My training in watercolour has always been to plan the composition first before painting and that is what I will be working on with the students in the workshops that I will be teaching this summer in Montreal, Paris and Portland. That idea even carries over to my small sketches because what are these, really, but little paintings? One of the compositional ideas that is important is to choose a dominant direction in the painting and then to have some element that is a contrast or foil for it. That direction can be vertical, horizontal or diagonal. In this sketch vertical is the dominant direction, firstly by the shape of the paper itself and secondly by those strong trees that echo the shape of the paper and that are darker than the rest of the shapes in the sketch. The contrast? The horizontal string of wash on the line.
After many days working with a pen I’m back to a brush. And what a brush it is. My first stop in New York City was Pearl Paint, the Canal St. mecca for artists. My old Winsor Newton Series 7 sable has really lost its sharp point and I knew what I wanted when I headed into the rabbit warren that is Pearl Paint. Up a few flights of stairs and then down another few steps straight to the brush department and an astute salesperson who obviously knows her sables. I described what I wanted — a fairly large round brush — and she pulled out a few for me to test. A Winsor Newton similar to the one I already had and then this Raphael 14. Made of the finest Kolinsky sable, capable of holding vast amounts of wash and also tapering down to the finest of points. A look of shock came over her face when she scanned the bar code on the brush. It was on sale. At an amazing price. “Go directly to the cash!” she said, looking me straight in the eye, “These don’t go on sale often.” Which of course I did. And when I saw her again later we exchanged knowing glances, and she nodded to me once again, content that I had heeded her sage advice.
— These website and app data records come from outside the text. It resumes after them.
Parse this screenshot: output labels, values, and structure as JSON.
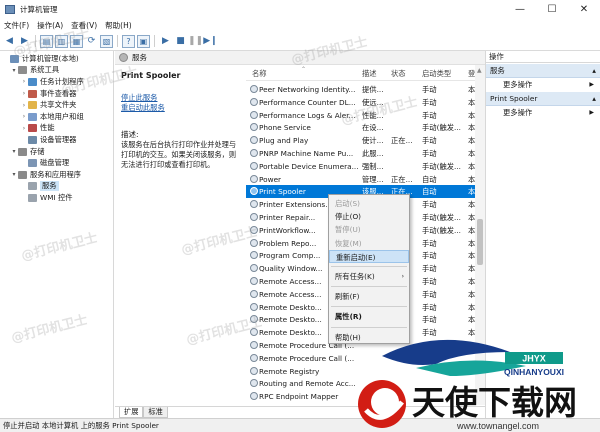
{
  "window": {
    "title": "计算机管理",
    "controls": {
      "minimize": "—",
      "maximize": "☐",
      "close": "✕"
    }
  },
  "menu": [
    "文件(F)",
    "操作(A)",
    "查看(V)",
    "帮助(H)"
  ],
  "tree": [
    {
      "label": "计算机管理(本地)",
      "expand": "",
      "icon": "computer-icon",
      "color": "#6b8fb8"
    },
    {
      "label": "系统工具",
      "expand": "▾",
      "icon": "tools-icon",
      "color": "#8d8d8d"
    },
    {
      "label": "任务计划程序",
      "expand": "›",
      "icon": "clock-icon",
      "color": "#4a8cc9"
    },
    {
      "label": "事件查看器",
      "expand": "›",
      "icon": "event-viewer-icon",
      "color": "#c05a4a"
    },
    {
      "label": "共享文件夹",
      "expand": "›",
      "icon": "shared-folder-icon",
      "color": "#e2b44a"
    },
    {
      "label": "本地用户和组",
      "expand": "›",
      "icon": "users-icon",
      "color": "#7a9ccc"
    },
    {
      "label": "性能",
      "expand": "›",
      "icon": "performance-icon",
      "color": "#b94a4a"
    },
    {
      "label": "设备管理器",
      "expand": "",
      "icon": "device-manager-icon",
      "color": "#6c8aa8"
    },
    {
      "label": "存储",
      "expand": "▾",
      "icon": "storage-icon",
      "color": "#8a8a8a"
    },
    {
      "label": "磁盘管理",
      "expand": "",
      "icon": "disk-icon",
      "color": "#7c95b4"
    },
    {
      "label": "服务和应用程序",
      "expand": "▾",
      "icon": "services-apps-icon",
      "color": "#8a8a8a"
    },
    {
      "label": "服务",
      "expand": "",
      "icon": "services-icon",
      "color": "#9aa3ad",
      "selected": true
    },
    {
      "label": "WMI 控件",
      "expand": "",
      "icon": "wmi-icon",
      "color": "#9aa3ad"
    }
  ],
  "center": {
    "header": "服务",
    "selected_service": "Print Spooler",
    "links": [
      "停止此服务",
      "重启动此服务"
    ],
    "desc_label": "描述:",
    "desc_text": "该服务在后台执行打印作业并处理与打印机的交互。如果关闭该服务，则无法进行打印或查看打印机。"
  },
  "columns": [
    "名称",
    "描述",
    "状态",
    "启动类型",
    "登"
  ],
  "services": [
    {
      "name": "Peer Networking Identity...",
      "desc": "提供...",
      "status": "",
      "startup": "手动",
      "logon": "本"
    },
    {
      "name": "Performance Counter DL...",
      "desc": "使远...",
      "status": "",
      "startup": "手动",
      "logon": "本"
    },
    {
      "name": "Performance Logs & Aler...",
      "desc": "性能...",
      "status": "",
      "startup": "手动",
      "logon": "本"
    },
    {
      "name": "Phone Service",
      "desc": "在设...",
      "status": "",
      "startup": "手动(触发...",
      "logon": "本"
    },
    {
      "name": "Plug and Play",
      "desc": "使计...",
      "status": "正在...",
      "startup": "手动",
      "logon": "本"
    },
    {
      "name": "PNRP Machine Name Pu...",
      "desc": "此服...",
      "status": "",
      "startup": "手动",
      "logon": "本"
    },
    {
      "name": "Portable Device Enumera...",
      "desc": "强制...",
      "status": "",
      "startup": "手动(触发...",
      "logon": "本"
    },
    {
      "name": "Power",
      "desc": "管理...",
      "status": "正在...",
      "startup": "自动",
      "logon": "本"
    },
    {
      "name": "Print Spooler",
      "desc": "该服...",
      "status": "正在...",
      "startup": "自动",
      "logon": "本",
      "selected": true
    },
    {
      "name": "Printer Extensions...",
      "desc": "",
      "status": "",
      "startup": "手动",
      "logon": "本"
    },
    {
      "name": "Printer Repair...",
      "desc": "",
      "status": "",
      "startup": "手动(触发...",
      "logon": "本"
    },
    {
      "name": "PrintWorkflow...",
      "desc": "",
      "status": "",
      "startup": "手动(触发...",
      "logon": "本"
    },
    {
      "name": "Problem Repo...",
      "desc": "",
      "status": "",
      "startup": "手动",
      "logon": "本"
    },
    {
      "name": "Program Comp...",
      "desc": "",
      "status": "",
      "startup": "手动",
      "logon": "本"
    },
    {
      "name": "Quality Window...",
      "desc": "",
      "status": "",
      "startup": "手动",
      "logon": "本"
    },
    {
      "name": "Remote Access...",
      "desc": "",
      "status": "",
      "startup": "手动",
      "logon": "本"
    },
    {
      "name": "Remote Access...",
      "desc": "",
      "status": "",
      "startup": "手动",
      "logon": "本"
    },
    {
      "name": "Remote Deskto...",
      "desc": "",
      "status": "",
      "startup": "手动",
      "logon": "本"
    },
    {
      "name": "Remote Deskto...",
      "desc": "",
      "status": "",
      "startup": "手动",
      "logon": "本"
    },
    {
      "name": "Remote Deskto...",
      "desc": "",
      "status": "",
      "startup": "手动",
      "logon": "本"
    },
    {
      "name": "Remote Procedure Call (...",
      "desc": "",
      "status": "",
      "startup": "",
      "logon": ""
    },
    {
      "name": "Remote Procedure Call (...",
      "desc": "",
      "status": "",
      "startup": "",
      "logon": ""
    },
    {
      "name": "Remote Registry",
      "desc": "",
      "status": "",
      "startup": "",
      "logon": ""
    },
    {
      "name": "Routing and Remote Acc...",
      "desc": "",
      "status": "",
      "startup": "",
      "logon": ""
    },
    {
      "name": "RPC Endpoint Mapper",
      "desc": "",
      "status": "",
      "startup": "",
      "logon": ""
    }
  ],
  "tabs": [
    "扩展",
    "标准"
  ],
  "actions": {
    "header": "操作",
    "sections": [
      {
        "title": "服务",
        "items": [
          "更多操作"
        ]
      },
      {
        "title": "Print Spooler",
        "items": [
          "更多操作"
        ]
      }
    ]
  },
  "context_menu": [
    {
      "label": "启动(S)",
      "disabled": true
    },
    {
      "label": "停止(O)"
    },
    {
      "label": "暂停(U)",
      "disabled": true
    },
    {
      "label": "恢复(M)",
      "disabled": true
    },
    {
      "label": "重新启动(E)",
      "highlighted": true
    },
    {
      "sep": true
    },
    {
      "label": "所有任务(K)",
      "submenu": true
    },
    {
      "sep": true
    },
    {
      "label": "刷新(F)"
    },
    {
      "sep": true
    },
    {
      "label": "属性(R)",
      "bold": true
    },
    {
      "sep": true
    },
    {
      "label": "帮助(H)"
    }
  ],
  "status_bar": "停止并启动 本地计算机 上的服务 Print Spooler",
  "watermarks": [
    "@打印机卫士",
    "@打印机卫士",
    "@打印机卫士",
    "@打印机卫士",
    "@打印机卫士",
    "@打印机卫士",
    "@打印机卫士",
    "@打印机卫士"
  ],
  "logo": {
    "brand": "QINHANYOUXI",
    "badge": "JHYX",
    "chinese": "天使下载网",
    "url": "www.townangel.com"
  }
}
It is quite astonishing that I had any time at all to do this sketch at the Harvey Theatre in Brooklyn. Astonishing because there are very few cab drivers in Brooklyn who know where the theatre is so I thought I might arrive late for the play or miss it entirely. But by some lucky accident landmarks were recognized and I made it to my seat with a few minutes to spare. And a few more at intermission to complete the drawing. The wash was added later back at the hotel because I don’t think the New York theatre-goers would have appreciated me painting during the show. At least if I read correctly their reaction to a poor fellow whose cell phone went off during the performance. The play, by the way, was Harold Pinter’s “The Caretaker”, starring the wonderful Jonathan Pryce.